What CDC Is Doing About Skin Cancer
CDC provides leadership for nationwide efforts to reduce illness and death caused by skin cancer, the most common form of cancer in the United States. Some activities are listed below.
CDC Vital Signs: Preventing Melanoma
The rates of melanoma, the deadliest form of skin cancer, are going up. Without more prevention efforts, melanoma will continue to increase in the next 15 years. This issue of Vital Signs explains how community skin cancer prevention programs can prevent future melanoma cases and decrease treatment costs.
Policies and Practices for Cancer Prevention: Reducing Indoor Tanning Among Minors
This report explains that public health community plays an important role in educating young people about protecting themselves from the harms of indoor tanning. Many public health efforts focus on educational and messaging strategies. Other efforts focus on providing the scientific evidence that can inform policy approaches, including regulatory or legislative strategies, to reduce indoor tanning among minors. By incorporating the scientific evidence and lessons learned from local, state, national, and international public health communities, we can coordinate our efforts and best use our resources to protect the future health of today’s youth.
The Surgeon General’s Call to Action to Prevent Skin Cancer
Despite efforts to address skin cancer risk factors such as inadequate sun protection and intentional tanning behaviors, skin cancer rates, including rates of melanoma, have continued to increase in the United States and worldwide. CDC supported The Surgeon General’s Call to Action to Prevent Skin Cancer, which aimed to increase skin cancer awareness and called for actions to reduce its risk.
Research and Surveillance
- Indoor Tanning Among Adults in the United States found that indoor tanning is declining in the United States, but nearly 10 million adults still tan each year.

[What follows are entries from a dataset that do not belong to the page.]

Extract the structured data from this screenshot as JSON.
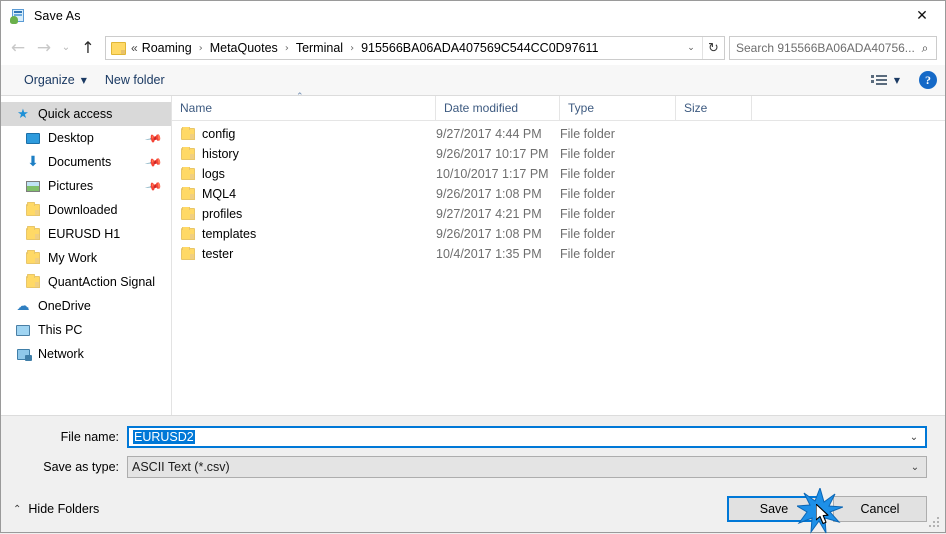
{
  "window": {
    "title": "Save As",
    "app_icon": "save-as-icon",
    "close_label": "✕"
  },
  "nav": {
    "back_icon": "←",
    "forward_icon": "→",
    "recent_icon": "⌄",
    "up_icon": "↑",
    "address": {
      "prefix": "«",
      "crumbs": [
        "Roaming",
        "MetaQuotes",
        "Terminal",
        "915566BA06ADA407569C544CC0D97611"
      ],
      "separator": "›",
      "dropdown_icon": "⌄",
      "refresh_icon": "↻"
    },
    "search": {
      "placeholder": "Search 915566BA06ADA40756...",
      "icon": "⌕"
    }
  },
  "toolbar": {
    "organize_label": "Organize",
    "organize_caret": "▼",
    "new_folder_label": "New folder",
    "view_caret": "▼",
    "help_label": "?"
  },
  "sidebar": {
    "items": [
      {
        "label": "Quick access",
        "icon": "star-icon",
        "selected": true,
        "pinned": false,
        "root": true
      },
      {
        "label": "Desktop",
        "icon": "desktop-icon",
        "selected": false,
        "pinned": true,
        "root": false
      },
      {
        "label": "Documents",
        "icon": "documents-icon",
        "selected": false,
        "pinned": true,
        "root": false
      },
      {
        "label": "Pictures",
        "icon": "pictures-icon",
        "selected": false,
        "pinned": true,
        "root": false
      },
      {
        "label": "Downloaded",
        "icon": "folder-icon",
        "selected": false,
        "pinned": false,
        "root": false
      },
      {
        "label": "EURUSD H1",
        "icon": "folder-icon",
        "selected": false,
        "pinned": false,
        "root": false
      },
      {
        "label": "My Work",
        "icon": "folder-icon",
        "selected": false,
        "pinned": false,
        "root": false
      },
      {
        "label": "QuantAction Signal",
        "icon": "folder-icon",
        "selected": false,
        "pinned": false,
        "root": false
      },
      {
        "label": "OneDrive",
        "icon": "onedrive-icon",
        "selected": false,
        "pinned": false,
        "root": true
      },
      {
        "label": "This PC",
        "icon": "this-pc-icon",
        "selected": false,
        "pinned": false,
        "root": true
      },
      {
        "label": "Network",
        "icon": "network-icon",
        "selected": false,
        "pinned": false,
        "root": true
      }
    ]
  },
  "filelist": {
    "columns": [
      "Name",
      "Date modified",
      "Type",
      "Size"
    ],
    "sort_caret": "⌃",
    "rows": [
      {
        "name": "config",
        "date": "9/27/2017 4:44 PM",
        "type": "File folder",
        "size": ""
      },
      {
        "name": "history",
        "date": "9/26/2017 10:17 PM",
        "type": "File folder",
        "size": ""
      },
      {
        "name": "logs",
        "date": "10/10/2017 1:17 PM",
        "type": "File folder",
        "size": ""
      },
      {
        "name": "MQL4",
        "date": "9/26/2017 1:08 PM",
        "type": "File folder",
        "size": ""
      },
      {
        "name": "profiles",
        "date": "9/27/2017 4:21 PM",
        "type": "File folder",
        "size": ""
      },
      {
        "name": "templates",
        "date": "9/26/2017 1:08 PM",
        "type": "File folder",
        "size": ""
      },
      {
        "name": "tester",
        "date": "10/4/2017 1:35 PM",
        "type": "File folder",
        "size": ""
      }
    ]
  },
  "form": {
    "filename_label": "File name:",
    "filename_value": "EURUSD2",
    "filetype_label": "Save as type:",
    "filetype_value": "ASCII Text (*.csv)",
    "caret_icon": "⌄"
  },
  "footer": {
    "hide_folders_label": "Hide Folders",
    "hide_folders_caret": "⌃",
    "save_label": "Save",
    "cancel_label": "Cancel"
  },
  "colors": {
    "accent": "#0078d7",
    "selection": "#0078d7",
    "folder": "#ffd966",
    "header_text": "#3d5a80",
    "help_blue": "#1569c7"
  }
}
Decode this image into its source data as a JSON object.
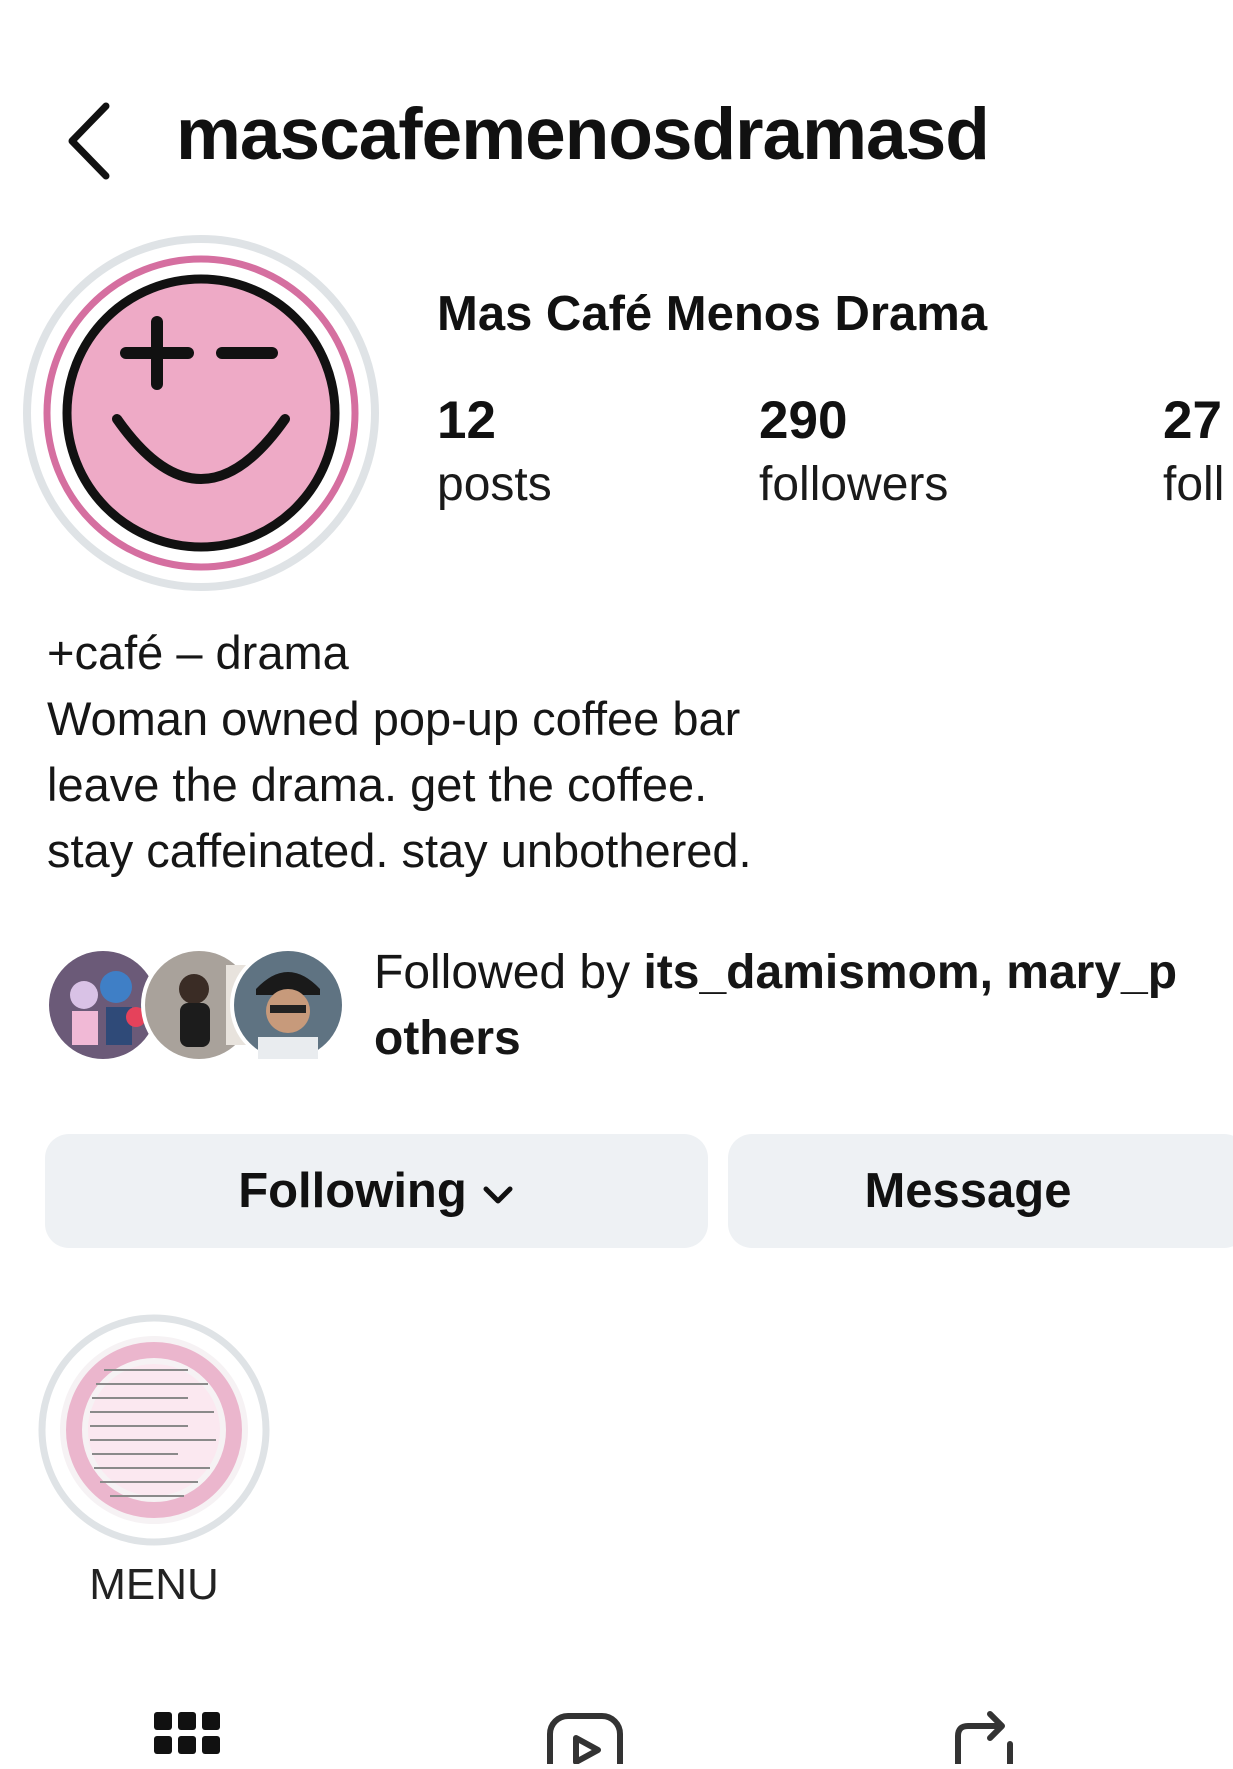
{
  "header": {
    "back_icon": "chevron-left-icon",
    "username": "mascafemenosdramasd"
  },
  "profile": {
    "display_name": "Mas Café Menos Drama",
    "avatar_icon": "plus-minus-smiley-logo",
    "stats": [
      {
        "value": "12",
        "label": "posts"
      },
      {
        "value": "290",
        "label": "followers"
      },
      {
        "value": "27",
        "label": "foll"
      }
    ]
  },
  "bio": {
    "lines": [
      "+café – drama",
      "Woman owned pop-up coffee bar",
      "leave the drama. get the coffee.",
      "stay caffeinated. stay unbothered."
    ]
  },
  "mutuals": {
    "prefix": "Followed by ",
    "names": "its_damismom, mary_p",
    "suffix": "others"
  },
  "actions": {
    "following_label": "Following",
    "message_label": "Message"
  },
  "highlights": [
    {
      "label": "MENU"
    }
  ],
  "tabs": [
    {
      "icon": "grid-icon"
    },
    {
      "icon": "reels-icon"
    },
    {
      "icon": "reposts-icon"
    }
  ],
  "colors": {
    "accent_pink": "#eeaac6",
    "ring_pink": "#d56fa0",
    "ring_gray": "#dfe3e6",
    "button_bg": "#eef1f4"
  }
}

- Sunscreen Use Among Adults in the United States found that sunscreen use is particularly low among men, non-Hispanic blacks, people with less sun-sensitive skin, and people with lower incomes.
- CDC scientists published two papers in a special issue of the American Journal of Preventive Medicine that discuss ways to reduce indoor tanning and prevent future cases of skin cancer.
- CDC published a journal supplement about melanoma in the United States.
- Two studies used data from nationwide surveys to look at indoor tanning among U.S. adults and sun-protective behaviors and sunburn among adults under age 30.
- Survey data were used to look at sunscreen use and indoor tanning among high school students, as well as factors related to indoor tanning among male high school students.
See all of CDC’s skin cancer research.
The Shade Planning for America’s Schools manual helps schools ensure school grounds have adequate shade.